Second, having read a bit about his career and exploits, it strikes me that as he is just a year shy of my age he must have had a fairly long and largely unrecognized life and career prior to the last few years when he became wealthy and famous. He has been promoted as an inventor of social media, one of the founders of the Huffington Post, and of course he didn't invent social media, but he did seem to exploit it in new and revelatory and disturbing ways. Revelatory because it revealed just what we've become -- how vicious, how tribal, how corrupt. And he was celebrated for this. I can only imagine that he understood this, at some level, like Stephen Colbert putting on his conservative pundit character, except in Breitbart's case, the self-conscious fury took him over and stuck to him and wouldn't come off, like Jim Carrey's character in The Mask.

Third, sadness. I do feel sad for him, and for his family. He has four young children; I have five. His death is currently being attributed to natural causes, but I don't think it's natural, exactly, for a 43-year-old man to die of a heart attack. This didn't need to go down as it did.

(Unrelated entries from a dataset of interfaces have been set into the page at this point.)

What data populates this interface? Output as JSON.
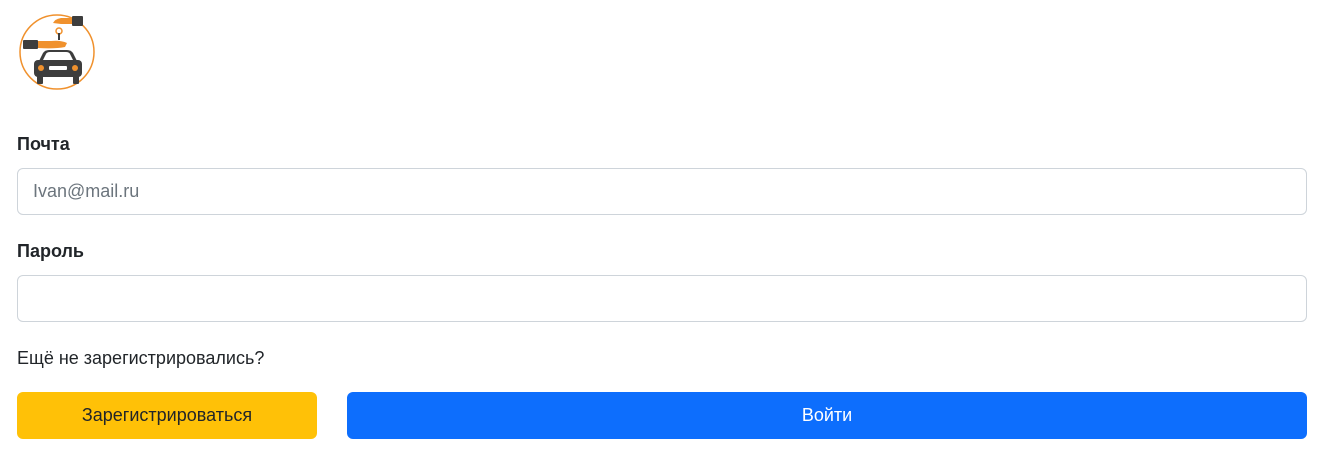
{
  "logo": {
    "icon": "car-keys-handover-logo",
    "accent_color": "#f0912d",
    "dark_color": "#3d3d3d"
  },
  "form": {
    "email": {
      "label": "Почта",
      "placeholder": "Ivan@mail.ru",
      "value": ""
    },
    "password": {
      "label": "Пароль",
      "placeholder": "",
      "value": ""
    },
    "register_hint": "Ещё не зарегистрировались?",
    "register_button": "Зарегистрироваться",
    "login_button": "Войти"
  },
  "colors": {
    "register_button_bg": "#ffc107",
    "login_button_bg": "#0d6efd"
  }
}
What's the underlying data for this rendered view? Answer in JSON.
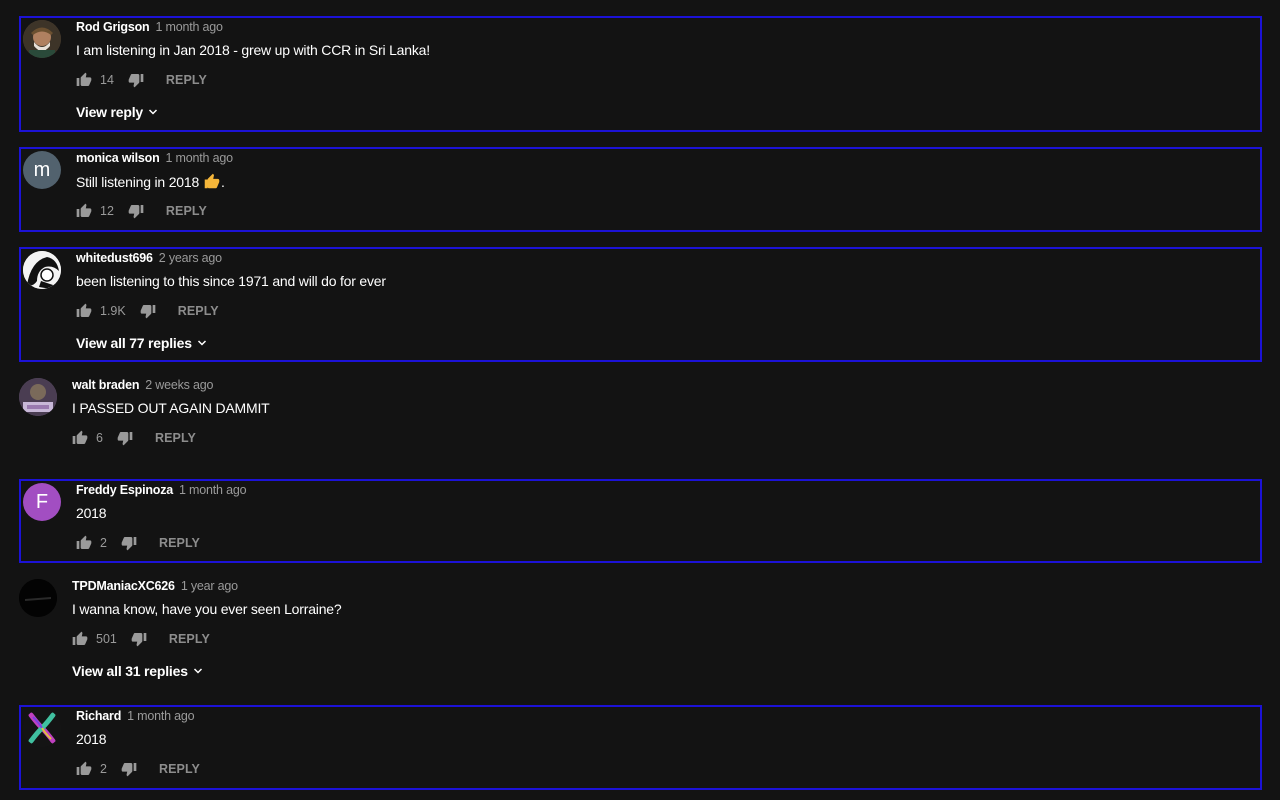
{
  "comments": [
    {
      "author": "Rod Grigson",
      "time": "1 month ago",
      "text": "I am listening in Jan 2018 - grew up with CCR in Sri Lanka!",
      "likes": "14",
      "reply_label": "REPLY",
      "view_replies": "View reply",
      "avatar_letter": "",
      "avatar_color": "#5a4a3a"
    },
    {
      "author": "monica wilson",
      "time": "1 month ago",
      "text": "Still listening in 2018",
      "text_suffix": ".",
      "emoji_icon": "thumbs-up-emoji",
      "likes": "12",
      "reply_label": "REPLY",
      "avatar_letter": "m",
      "avatar_color": "#52626e"
    },
    {
      "author": "whitedust696",
      "time": "2 years ago",
      "text": "been listening to this since 1971 and will do for ever",
      "likes": "1.9K",
      "reply_label": "REPLY",
      "view_replies": "View all 77 replies",
      "avatar_letter": "",
      "avatar_color": "#ffffff"
    },
    {
      "author": "walt braden",
      "time": "2 weeks ago",
      "text": "I PASSED OUT AGAIN  DAMMIT",
      "likes": "6",
      "reply_label": "REPLY",
      "avatar_letter": "",
      "avatar_color": "#6b5a7a"
    },
    {
      "author": "Freddy Espinoza",
      "time": "1 month ago",
      "text": "2018",
      "likes": "2",
      "reply_label": "REPLY",
      "avatar_letter": "F",
      "avatar_color": "#a24ec2"
    },
    {
      "author": "TPDManiacXC626",
      "time": "1 year ago",
      "text": "I wanna know, have you ever seen Lorraine?",
      "likes": "501",
      "reply_label": "REPLY",
      "view_replies": "View all 31 replies",
      "avatar_letter": "",
      "avatar_color": "#050505"
    },
    {
      "author": "Richard",
      "time": "1 month ago",
      "text": "2018",
      "likes": "2",
      "reply_label": "REPLY",
      "avatar_letter": "",
      "avatar_color": "#1a1a1a"
    }
  ],
  "colors": {
    "background": "#131313",
    "highlight_border": "#1c12d6",
    "secondary_text": "#9a9a9a"
  }
}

He was a bright and energetic man who came to believe, or at least to pretend to believe until he believed, that we are somehow very different, and that these differences are important, and not just important, but important enough to lie, cheat, and steal over, to attack by any means necessary. Because that is what he did -- he was the right's attack dog, and not just the right but the rabid right, on issues that under scrutiny turn out to be vapor; shibboleths; talking points and fabrications. He used means that were so beneath the term "journalism" that actual conservatives were repulsed and the only possible thing that neoconservatives could say in his defense was "well, whatever it takes."

His supporters probably would not be comfortable with Malcolm X's "by any means necessary," but seemed to be comfortable with Breitbart's comments calling for "capital punishment" for his critics. He wasn't winning converts, and wasn't winning for his cause, but was in it for, it appeared, fame and money, which makes this the saddest of all. One wonders if he suffered from bipolar disorder, and if so what his family suffered with him. Because after destroying ACORN, had he won some sort of victory worth winning? After getting a certain Mrs. Sherrod fired, based on a lie, had he achieved something worth achieving? Eyeballs, page counts, ad clicks; a legacy of dishonesty and vicious attacks. That's it. History may eventually judge him kindly, but unfortunately "the evil that men do lives after them; the good is oft interred with their bones" (Shakespeare, Julius Caesar).

It is unfortunately true that some people seem to exist only as a counter-example, as an object lesson in how not to live one's life. It's as if in recent years he rediscovered himself as an attack dog; he found a talent for attacking, and after being carried around on the shoulders of his party and celebrated for it, it became addictive, and earned him a lot of money -- and became a ride he couldn't get off. I am sure that he was not, for his whole 43 years, this object lesson, but he certainly became it. Some good will come out of it, I believe; already, many institutions of journalism (The New York Times, NPR) are starting to publicly and humbly consider their responsibility not just to give face times to "both" sides of an issue, but to the truth.

I read that he was a nice guy in person, and that in college he wrote really funny and slightly surreal things and I have a feeling I would have liked to have known that guy. But Vader was seduced by the dark side of the force; and it's a harsh mistress, and Karma's a stone bitch. It was no way for a decent, talented family man to live, and no way for him to die, and I do pity him, even though he, or at least his persona, would would have had nothing but contempt for my compassion for him.